What types of camps are available?
There are many different types of camps (e.g., single sex, co-ed, residential, day, all-around, specialty) that have distinct missions. Understanding your goals for the camp experience will help you narrow down the type of camp that is best for your child.
How do I know when my child is ready for camp?
There is no specific age that is ideal for starting camp. Making the decision about whether or not your child is ready for camp depends on the type of camp you are considering. In addition, your child’s unique development should be a strong indicator of when your child is ready to go to camp. It is a good idea to contact the camp directors at camps you are considering to get their perspectives on the types of milestones that your child should achieve before she attends a particular camp.
My little girl is very shy, will she make friends at camp?
All different types of children thrive in a camp setting. If your child is shy, camp may help her develop skills so she is more comfortable in her social environment. Camp directors should be sensitive to your child’s unique personality. As you are deciding on a particular camp for your daughter, be sure to ask the camp director what steps he or she would recommend to help your daughter transition into the camp environment.
What if my child has food allergies?
Many children have food allergies or other medical conditions. These issues should not prevent your child from experiencing summer camp. It is important to note that camps vary considerably in their ability to deal with different types of medial issues. Be sure to consult the camp directors or camp medical staff about your child’s particular medical needs before you decide on a summer camp.
What if my child gets homesick?

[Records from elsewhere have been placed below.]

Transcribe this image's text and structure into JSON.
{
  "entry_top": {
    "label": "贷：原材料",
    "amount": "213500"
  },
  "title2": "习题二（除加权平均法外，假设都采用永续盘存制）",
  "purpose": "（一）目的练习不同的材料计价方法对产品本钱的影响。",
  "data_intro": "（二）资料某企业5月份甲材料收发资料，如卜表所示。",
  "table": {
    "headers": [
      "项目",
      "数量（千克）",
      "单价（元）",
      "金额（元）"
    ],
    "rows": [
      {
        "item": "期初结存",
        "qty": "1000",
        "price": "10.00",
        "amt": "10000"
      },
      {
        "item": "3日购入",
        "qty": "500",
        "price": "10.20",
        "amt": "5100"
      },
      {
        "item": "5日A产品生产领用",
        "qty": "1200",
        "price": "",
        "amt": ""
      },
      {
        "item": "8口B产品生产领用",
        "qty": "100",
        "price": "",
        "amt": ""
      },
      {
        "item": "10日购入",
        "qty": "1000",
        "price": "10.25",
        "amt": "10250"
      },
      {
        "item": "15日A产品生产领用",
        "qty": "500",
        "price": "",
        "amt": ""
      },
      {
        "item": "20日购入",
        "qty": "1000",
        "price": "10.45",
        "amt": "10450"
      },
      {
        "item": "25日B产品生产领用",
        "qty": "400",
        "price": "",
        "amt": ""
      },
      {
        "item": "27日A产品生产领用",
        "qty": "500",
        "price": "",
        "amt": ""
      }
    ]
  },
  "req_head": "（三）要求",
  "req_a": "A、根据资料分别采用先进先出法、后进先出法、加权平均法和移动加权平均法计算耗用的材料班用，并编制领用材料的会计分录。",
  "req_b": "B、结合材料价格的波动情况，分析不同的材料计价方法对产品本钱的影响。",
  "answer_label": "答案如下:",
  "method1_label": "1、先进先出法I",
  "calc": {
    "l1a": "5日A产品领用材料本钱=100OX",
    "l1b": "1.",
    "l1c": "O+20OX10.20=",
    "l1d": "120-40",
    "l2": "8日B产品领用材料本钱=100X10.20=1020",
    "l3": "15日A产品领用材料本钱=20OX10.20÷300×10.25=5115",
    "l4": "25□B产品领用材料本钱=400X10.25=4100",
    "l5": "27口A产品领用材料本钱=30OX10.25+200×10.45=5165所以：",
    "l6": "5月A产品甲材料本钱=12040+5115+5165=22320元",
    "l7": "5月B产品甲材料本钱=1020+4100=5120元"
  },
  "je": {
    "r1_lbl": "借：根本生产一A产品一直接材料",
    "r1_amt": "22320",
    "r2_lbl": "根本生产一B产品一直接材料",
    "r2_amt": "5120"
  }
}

If your child attends sleepaway camp, it is normal that she experiences some homesickness. It is important to talk with camp directors about the approach they take for dealing with homesickness at camp. For example, at Point O’Pines we think it is important to talk with campers about strategies to deal with homesickness before they come to camp. We have found that this approach helps campers to better recognize their feelings and work through their homesickness with the support of caring staff members. We have also found that parents appreciate it when we provide suggestions for how they can support their children as they work through feelings of homesickness.